Both men lived in a Fort Myers (Florida) apartment complex, in units identically numbered "102". Ryan Modell, 32, had been heavily drinking on March 19 to celebrate a new job. At about 2:30 am on March 20, Modell — wearing only shorts— knocked on the door of 46-year-old Steve Taylor, in a different unit 102.

Taylor got his 10 mm Glock handgun and answered the door. He told Modell he had the wrong unit, but to Taylor, the intoxicated Modell didn't respond and appeared drugged. Taylor said he pointed the gun at Modell, warning him not to approach, but Modell charged.

Taylor closed the door, injuring Modell's toe. Taylor's wife called police. Taylor went outside and found Modell hosing off his bloody toe. Taylor aimed the gun at Modell and turned on the laser pointer aiming device. That is when Modell sprayed water, made threats and charged.

Mark O'Mara, a lawyer for Modell's father, said Modell had an understandable reaction for a person who thought he was about to be shot. He said "If you put a laser on my chest, there is one of two things I am going to do: duck and run, or kill you."

Taylor says he fired when Modell was within two feet; O'Mara says evidence indicates it was several feet back.

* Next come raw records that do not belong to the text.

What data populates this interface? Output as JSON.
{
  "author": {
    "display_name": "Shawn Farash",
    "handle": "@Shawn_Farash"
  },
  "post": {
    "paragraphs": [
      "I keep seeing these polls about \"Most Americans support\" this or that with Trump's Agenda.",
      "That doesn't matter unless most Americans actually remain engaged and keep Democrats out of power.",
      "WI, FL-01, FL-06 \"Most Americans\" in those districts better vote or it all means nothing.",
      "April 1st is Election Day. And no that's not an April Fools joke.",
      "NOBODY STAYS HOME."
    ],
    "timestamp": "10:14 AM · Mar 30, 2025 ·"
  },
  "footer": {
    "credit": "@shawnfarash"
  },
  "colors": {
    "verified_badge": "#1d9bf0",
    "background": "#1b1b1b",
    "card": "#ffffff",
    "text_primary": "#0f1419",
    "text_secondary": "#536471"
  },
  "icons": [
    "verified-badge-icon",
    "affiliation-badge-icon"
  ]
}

The 2016 case became controversial due to Florida's "stand your ground" law being used. In January 2020, O'Mara asked Florida's governor to appoint a special prosecutor to reinvestigate the shooting, and wants Taylor charged with second-degree murder.

From WEARTV.com

US: Teen aiming gunsight laser pointer at friend pulls trigger, kills him

A 15-year-old boy shot and killed a friend as they were playing video games on January 26 2020 in Pataskala, Ohio.

Noah Bigham aimed a 9mm handgun which had a built-in laser pointer sight at his lifelong friend Hunter Cooper's eyes, to distract him during a game. Bigham pulled the trigger, firing the gun and killing his 15-year-old Cooper.

He was arrested and was charged as a juvenile with reckless homicide, a third-degree felony if committed by an adult.

Bigham's attorney called the killing "unintentional": "“The home, unfortunately, had complete access to handguns. It is my understanding the juveniles were able to have about unfettered access to firearms. This is what happens when you have firearms accessible. It’s just awful."

A police detective declined to say whether it was an accident: “We definitely can’t acknowledge an accidental shooting. We’re treating it as any shooting would be, at this point. In any investigation like this, you can’t rule anything out.”

From the Columbus Dispatch

Lebanon: Protesters use laser pointers against police

The photo below shows protesters in Beirut on January 22 2020 using laser pointers against special forces police.



They have been protesting the Lebanese government's limit on cash withdrawals from banks and ATMs, with the country on the brink of economic collapse. Riots have broken out where banks and ATMs are attacked.

There was no additional information regarding laser use or misuse during the protests — just the photo.

From the Daily Mail